(Interface dataset entries)
***

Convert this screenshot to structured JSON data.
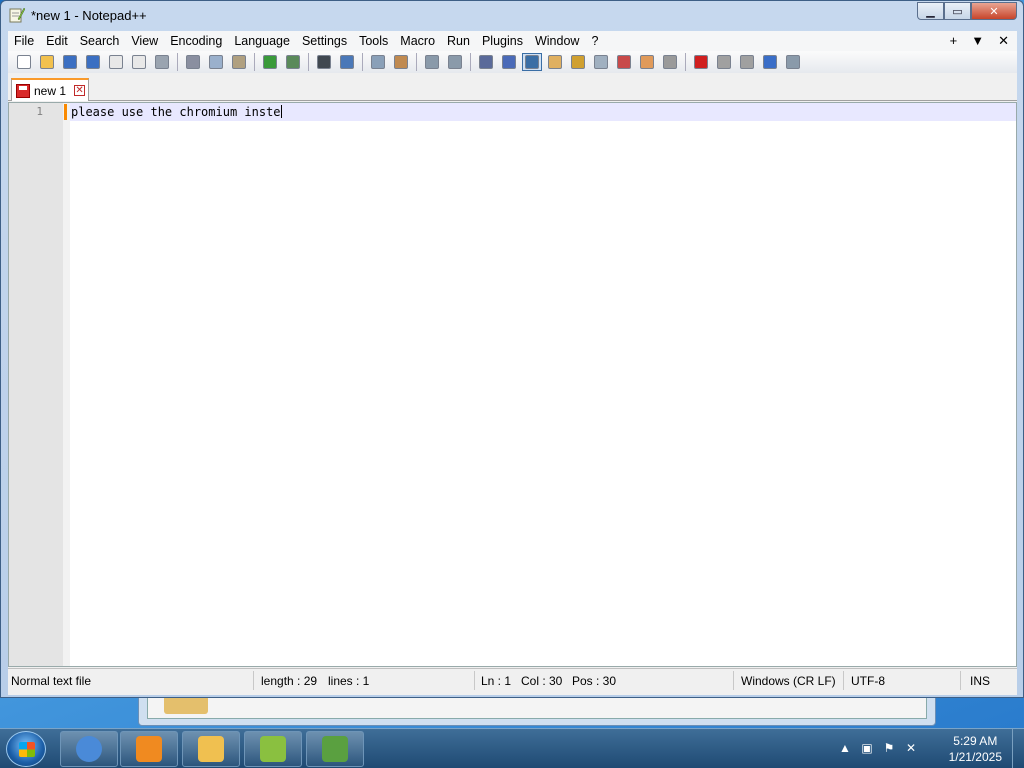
{
  "window": {
    "title": "*new 1 - Notepad++",
    "minimize_glyph": "▁",
    "maximize_glyph": "▭",
    "close_glyph": "✕"
  },
  "menu": {
    "items": [
      "File",
      "Edit",
      "Search",
      "View",
      "Encoding",
      "Language",
      "Settings",
      "Tools",
      "Macro",
      "Run",
      "Plugins",
      "Window",
      "?"
    ],
    "right_add": "+",
    "right_dropdown": "▼",
    "right_close": "✕"
  },
  "toolbar": {
    "buttons": [
      {
        "icon": "new-file-icon",
        "color": "#ffffff"
      },
      {
        "icon": "open-file-icon",
        "color": "#f2c14e"
      },
      {
        "icon": "save-icon",
        "color": "#3b6fc2"
      },
      {
        "icon": "save-all-icon",
        "color": "#3b6fc2"
      },
      {
        "icon": "close-icon",
        "color": "#e8e8e8"
      },
      {
        "icon": "close-all-icon",
        "color": "#e8e8e8"
      },
      {
        "icon": "print-icon",
        "color": "#9aa4b0"
      },
      {
        "sep": true
      },
      {
        "icon": "cut-icon",
        "color": "#8a8fa0"
      },
      {
        "icon": "copy-icon",
        "color": "#9ab0cc"
      },
      {
        "icon": "paste-icon",
        "color": "#b0a080"
      },
      {
        "sep": true
      },
      {
        "icon": "undo-icon",
        "color": "#3a9a3a"
      },
      {
        "icon": "redo-icon",
        "color": "#5a8a5a"
      },
      {
        "sep": true
      },
      {
        "icon": "find-icon",
        "color": "#404850"
      },
      {
        "icon": "replace-icon",
        "color": "#4a78b8"
      },
      {
        "sep": true
      },
      {
        "icon": "zoom-in-icon",
        "color": "#8aa0b8"
      },
      {
        "icon": "zoom-out-icon",
        "color": "#c08a50"
      },
      {
        "sep": true
      },
      {
        "icon": "sync-vertical-icon",
        "color": "#8a9aaa"
      },
      {
        "icon": "sync-horizontal-icon",
        "color": "#8a9aaa"
      },
      {
        "sep": true
      },
      {
        "icon": "word-wrap-icon",
        "color": "#5a6a9a"
      },
      {
        "icon": "show-all-chars-icon",
        "color": "#4a6ab8"
      },
      {
        "icon": "indent-guide-icon",
        "color": "#3a6ea5",
        "selected": true
      },
      {
        "icon": "udl-icon",
        "color": "#e0b060"
      },
      {
        "icon": "doc-map-icon",
        "color": "#d0a030"
      },
      {
        "icon": "doc-list-icon",
        "color": "#a0b0c0"
      },
      {
        "icon": "function-list-icon",
        "color": "#c84a4a"
      },
      {
        "icon": "folder-as-workspace-icon",
        "color": "#e09a5a"
      },
      {
        "icon": "monitoring-icon",
        "color": "#9a9a9a"
      },
      {
        "sep": true
      },
      {
        "icon": "record-macro-icon",
        "color": "#d02020"
      },
      {
        "icon": "stop-record-icon",
        "color": "#a0a0a0"
      },
      {
        "icon": "playback-icon",
        "color": "#a0a0a0"
      },
      {
        "icon": "run-macro-multiple-icon",
        "color": "#3a6ec8"
      },
      {
        "icon": "save-macro-icon",
        "color": "#8a9aaa"
      }
    ]
  },
  "tab": {
    "label": "new 1",
    "close_glyph": "✕"
  },
  "editor": {
    "line_numbers": [
      "1"
    ],
    "text": "please use the chromium inste"
  },
  "status": {
    "type": "Normal text file",
    "length": "length : 29",
    "lines": "lines : 1",
    "ln": "Ln : 1",
    "col": "Col : 30",
    "pos": "Pos : 30",
    "eol": "Windows (CR LF)",
    "encoding": "UTF-8",
    "mode": "INS"
  },
  "taskbar": {
    "apps": [
      {
        "icon": "chrome-icon",
        "color": "#4a8ad8"
      },
      {
        "icon": "media-player-icon",
        "color": "#f08a20"
      },
      {
        "icon": "file-explorer-icon",
        "color": "#f0c050"
      },
      {
        "icon": "notepadpp-icon",
        "color": "#8ac040"
      },
      {
        "icon": "notepadpp-chameleon-icon",
        "color": "#5aa040"
      }
    ],
    "time": "5:29 AM",
    "date": "1/21/2025"
  }
}
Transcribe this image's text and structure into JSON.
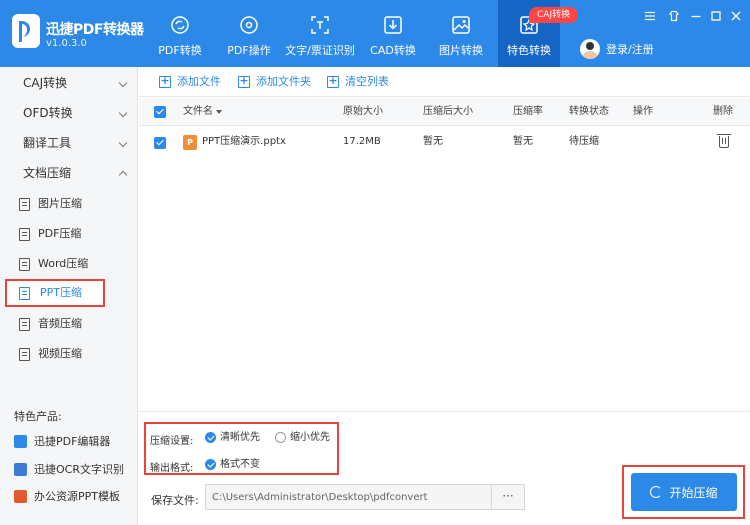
{
  "app": {
    "name": "迅捷PDF转换器",
    "version": "v1.0.3.0"
  },
  "colors": {
    "primary": "#2c89e8",
    "active_tab": "#1566c4",
    "highlight": "#e8433d",
    "badge": "#ff4545",
    "file_icon": "#f08d3a"
  },
  "nav": {
    "tabs": [
      {
        "label": "PDF转换",
        "icon": "refresh-doc-icon"
      },
      {
        "label": "PDF操作",
        "icon": "disc-icon"
      },
      {
        "label": "文字/票证识别",
        "icon": "scan-text-icon"
      },
      {
        "label": "CAD转换",
        "icon": "download-box-icon"
      },
      {
        "label": "图片转换",
        "icon": "image-icon"
      },
      {
        "label": "特色转换",
        "icon": "star-box-icon"
      }
    ],
    "active_index": 5,
    "badge": "CAJ转换",
    "login": "登录/注册"
  },
  "sidebar": {
    "categories": [
      {
        "label": "CAJ转换",
        "expanded": false
      },
      {
        "label": "OFD转换",
        "expanded": false
      },
      {
        "label": "翻译工具",
        "expanded": false
      },
      {
        "label": "文档压缩",
        "expanded": true
      }
    ],
    "items": [
      {
        "label": "图片压缩"
      },
      {
        "label": "PDF压缩"
      },
      {
        "label": "Word压缩"
      },
      {
        "label": "PPT压缩"
      },
      {
        "label": "音频压缩"
      },
      {
        "label": "视频压缩"
      }
    ],
    "active_item": "PPT压缩",
    "featured_title": "特色产品:",
    "featured": [
      {
        "label": "迅捷PDF编辑器",
        "icon": "pdf-editor-icon"
      },
      {
        "label": "迅捷OCR文字识别",
        "icon": "ocr-icon"
      },
      {
        "label": "办公资源PPT模板",
        "icon": "ppt-template-icon"
      }
    ]
  },
  "toolbar": {
    "add_file": "添加文件",
    "add_folder": "添加文件夹",
    "clear_list": "清空列表"
  },
  "table": {
    "headers": {
      "name": "文件名",
      "orig_size": "原始大小",
      "comp_size": "压缩后大小",
      "ratio": "压缩率",
      "status": "转换状态",
      "action": "操作",
      "delete": "删除"
    },
    "rows": [
      {
        "name": "PPT压缩演示.pptx",
        "orig_size": "17.2MB",
        "comp_size": "暂无",
        "ratio": "暂无",
        "status": "待压缩",
        "checked": true
      }
    ]
  },
  "settings": {
    "compress_label": "压缩设置:",
    "opt_clear": "清晰优先",
    "opt_small": "缩小优先",
    "selected": "清晰优先",
    "output_label": "输出格式:",
    "output_keep": "格式不变"
  },
  "save": {
    "label": "保存文件:",
    "path": "C:\\Users\\Administrator\\Desktop\\pdfconvert",
    "browse": "···"
  },
  "start_button": "开始压缩"
}
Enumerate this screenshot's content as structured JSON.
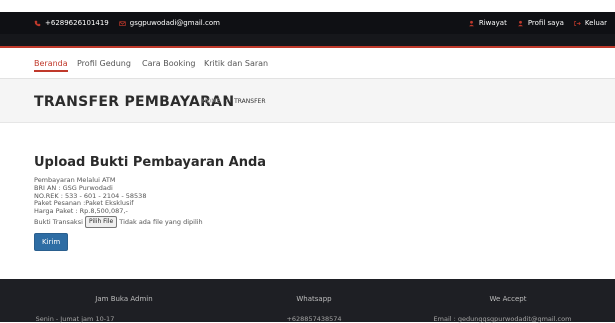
{
  "topbar": {
    "phone": "+6289626101419",
    "email": "gsgpuwodadi@gmail.com",
    "links": [
      "Riwayat",
      "Profil saya",
      "Keluar"
    ]
  },
  "nav": {
    "items": [
      "Beranda",
      "Profil Gedung",
      "Cara Booking",
      "Kritik dan Saran"
    ],
    "active": "Beranda"
  },
  "hero": {
    "title": "TRANSFER PEMBAYARAN",
    "breadcrumb_home": "HOME",
    "breadcrumb_sep": "/",
    "breadcrumb_current": "TRANSFER"
  },
  "upload": {
    "heading": "Upload Bukti Pembayaran Anda",
    "lines": [
      "Pembayaran Melalui ATM",
      "BRI AN : GSG Purwodadi",
      "NO.REK : 533 - 601 - 2104 - 58538",
      "Paket Pesanan :Paket Eksklusif",
      "Harga Paket   : Rp.8,500,087,-"
    ],
    "file_label": "Bukti Transaksi",
    "file_button": "Pilih File",
    "file_status": "Tidak ada file yang dipilih",
    "submit": "Kirim"
  },
  "footer": {
    "headings": [
      "Jam Buka Admin",
      "Whatsapp",
      "We Accept"
    ],
    "values": [
      "Senin - Jumat jam 10-17",
      "+628857438574",
      "Email : gedunggsgpurwodadit@gmail.com"
    ]
  },
  "colors": {
    "accent": "#c0392b",
    "button": "#2e6da4",
    "dark": "#0f1014"
  }
}
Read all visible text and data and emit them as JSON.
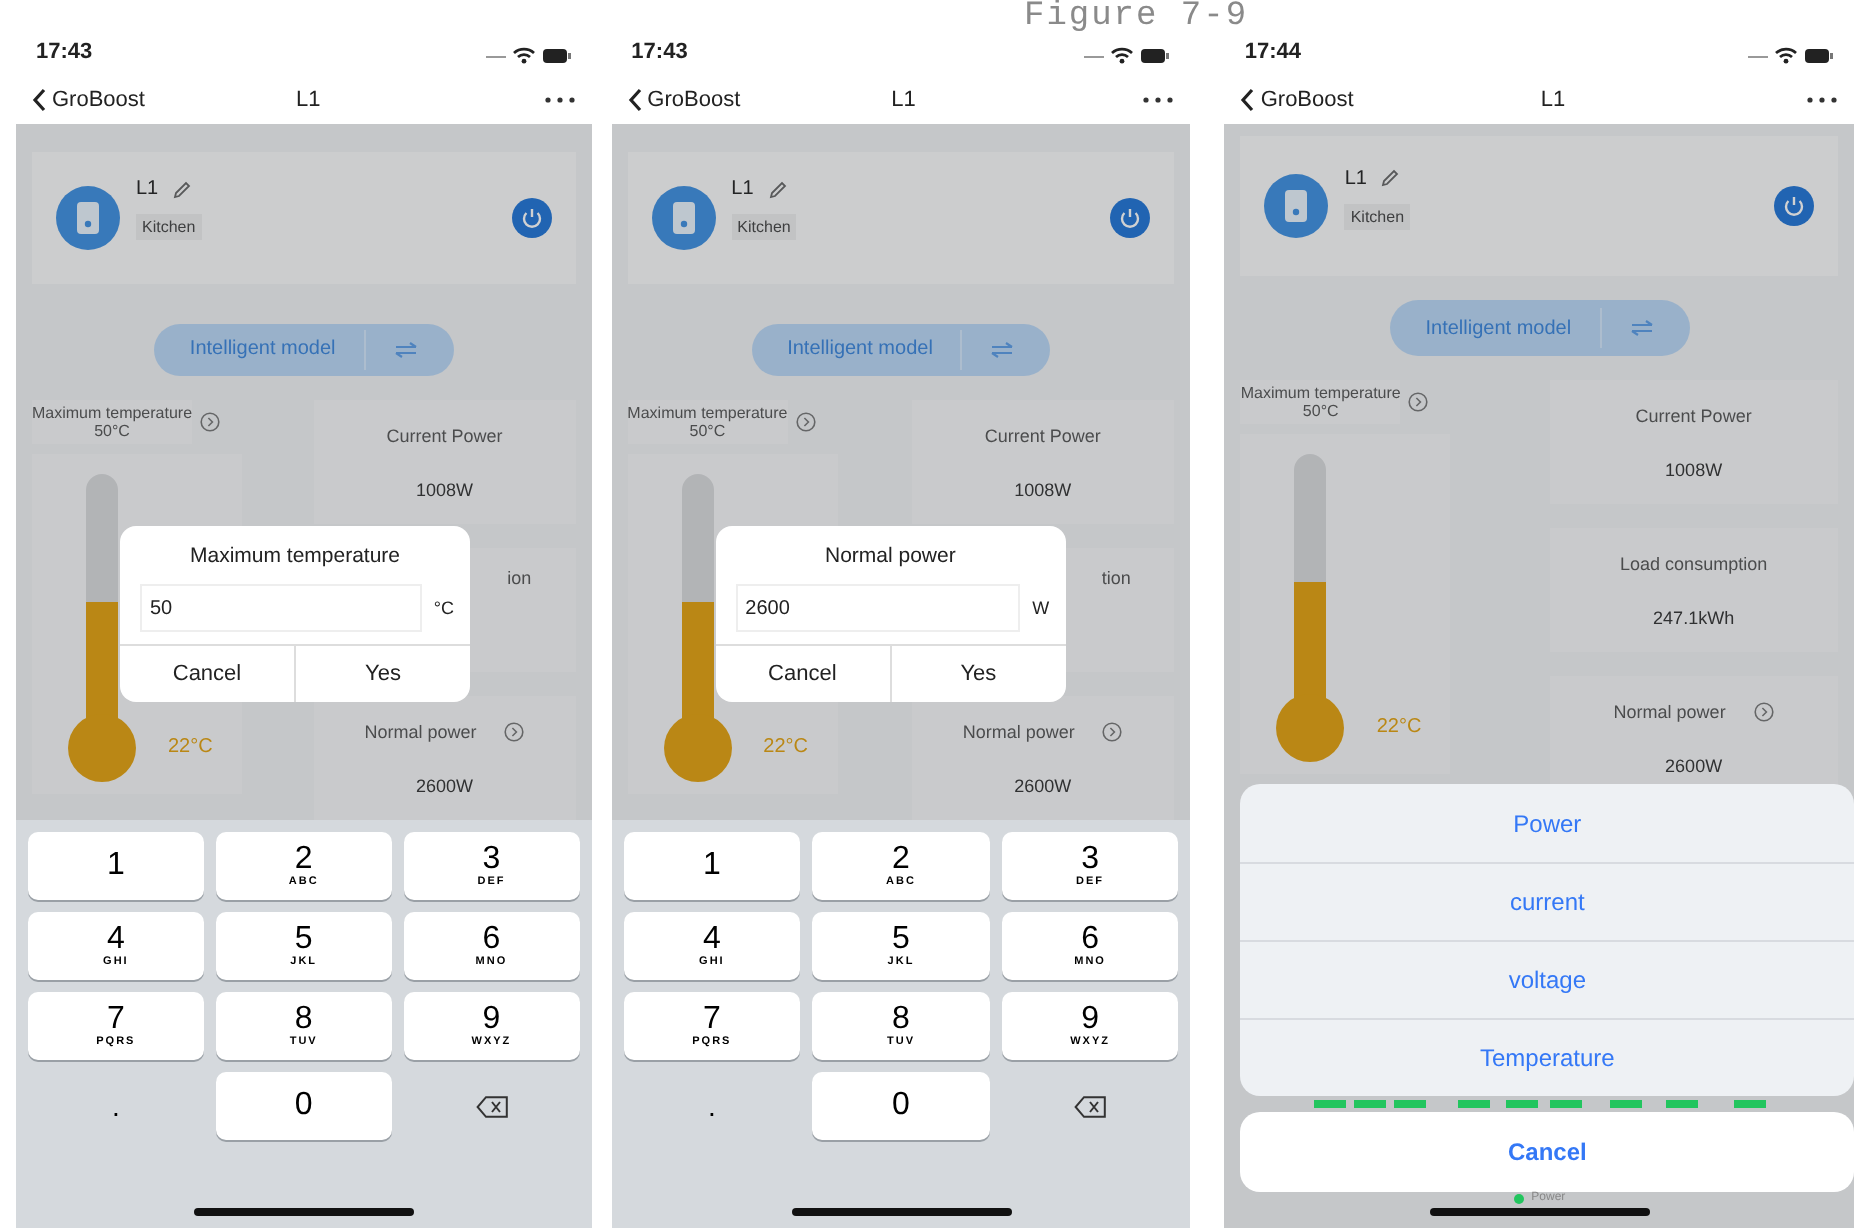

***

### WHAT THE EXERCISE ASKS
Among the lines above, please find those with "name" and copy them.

### SOLUTION TO THIS PROBLEM
    "name": "迅捷PDF转换器",
      "name": "文件名",
        "name": "PPT压缩演示.pptx",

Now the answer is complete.